NFMS panel discussion

As part of its Infrastructure Vision 2050 initiative, AEM brought together agriculture sector stakeholders at the National Farm Machinery Show to discuss the principal challenges and opportunities facing U.S. infrastructure and the projected impact the current and future state of the system will have on the agriculture economy.

The event featured opening remarks from 2017 AEM Chair and Gradall Industries President Mike Haberman, as well as keynote remarks by the Kentucky Commissioner of Agriculture Ryan Quarles. Commissioner Quarles reminded the audience to “make sure that infrastructure ranks at the very top of all other agriculture policy priorities.”

This Week in Agribusiness co-host Max Armstrong moderated a panel that included CLAAS Global Sales Americas President Leif Magnusson, Vermeer Corporation President and CEO Jason Andringa, American Farm Bureau President Zippy Duvall, and Indiana University Senior Policy Analyst Jamie Palmer.

 Among the broader themes discussed was the critical importance of the entire multimodal infrastructure network to the movement of agriculture products and the need to consider the entire system, including ports, waterways, locks and dams. The panelists agreed that a solutions-oriented approach is the next step forward in adapting U.S. infrastructure to the needs of the evolving agriculture economy.

The keynote address and the panel discussion both touched on the renewed focus on U.S. infrastructure and how President Trump’s promise to rebuild U.S. infrastructure could pave the way for a massive rebuilding package in the first year of the new administration.

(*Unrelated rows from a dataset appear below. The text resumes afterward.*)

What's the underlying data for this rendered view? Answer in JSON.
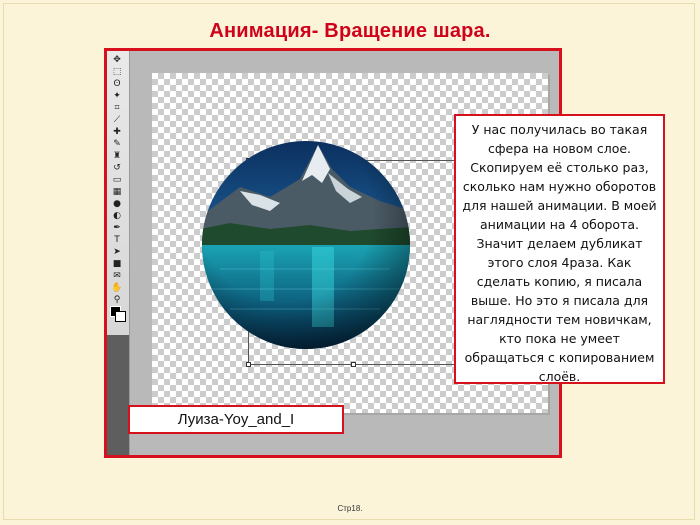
{
  "slide": {
    "title": "Анимация- Вращение шара.",
    "page_number": "Стр18."
  },
  "note": {
    "text": "У нас получилась во такая сфера на новом слое. Скопируем её столько раз, сколько нам нужно оборотов для нашей анимации. В моей анимации на 4 оборота. Значит делаем дубликат этого слоя 4раза. Как сделать копию, я писала выше. Но это я писала для наглядности тем новичкам, кто пока не умеет обращаться с копированием слоёв."
  },
  "signature": {
    "text": "Луиза-Yoy_and_I"
  },
  "toolbar": {
    "tools": [
      "move-tool",
      "marquee-tool",
      "lasso-tool",
      "magic-wand-tool",
      "crop-tool",
      "eyedropper-tool",
      "healing-brush-tool",
      "brush-tool",
      "clone-stamp-tool",
      "history-brush-tool",
      "eraser-tool",
      "gradient-tool",
      "blur-tool",
      "dodge-tool",
      "pen-tool",
      "type-tool",
      "path-selection-tool",
      "shape-tool",
      "notes-tool",
      "hand-tool",
      "zoom-tool"
    ]
  },
  "colors": {
    "accent": "#d7101e",
    "slide_background": "#fbf4d8"
  }
}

In discussing the need for strong Congressional leadership on infrastructure investment, Leif Magnusson stressed that “the United States needs to maintain its infrastructure advantage in order to stay competitive in the global economy.”

The conversation also focused on how the manufacturing industry and the broader agriculture sector can engage with local, state and federal lawmakers on smart infrastructure policy; such as establishing sustainable funding mechanisms and ensuring that rural communities in the United States have access to reliable and efficient broadband services.

The event was a follow-up to AEM’s Rural Infrastructure Summit held at Iowa State University last August. The Infrastructure Vision 2050 initiative will continue to focus on the link between the agriculture economy and the future of U.S. infrastructure next month with AEM’s participation in the Agri-Pulse Farm Bill Summit in Washington, D.C. on March 20.

AEM members interested in attending the summit should contact Infrastructure Vision 2050 Campaign Director Kate Fox Wood at, (202) 898-9066, for ticketing information.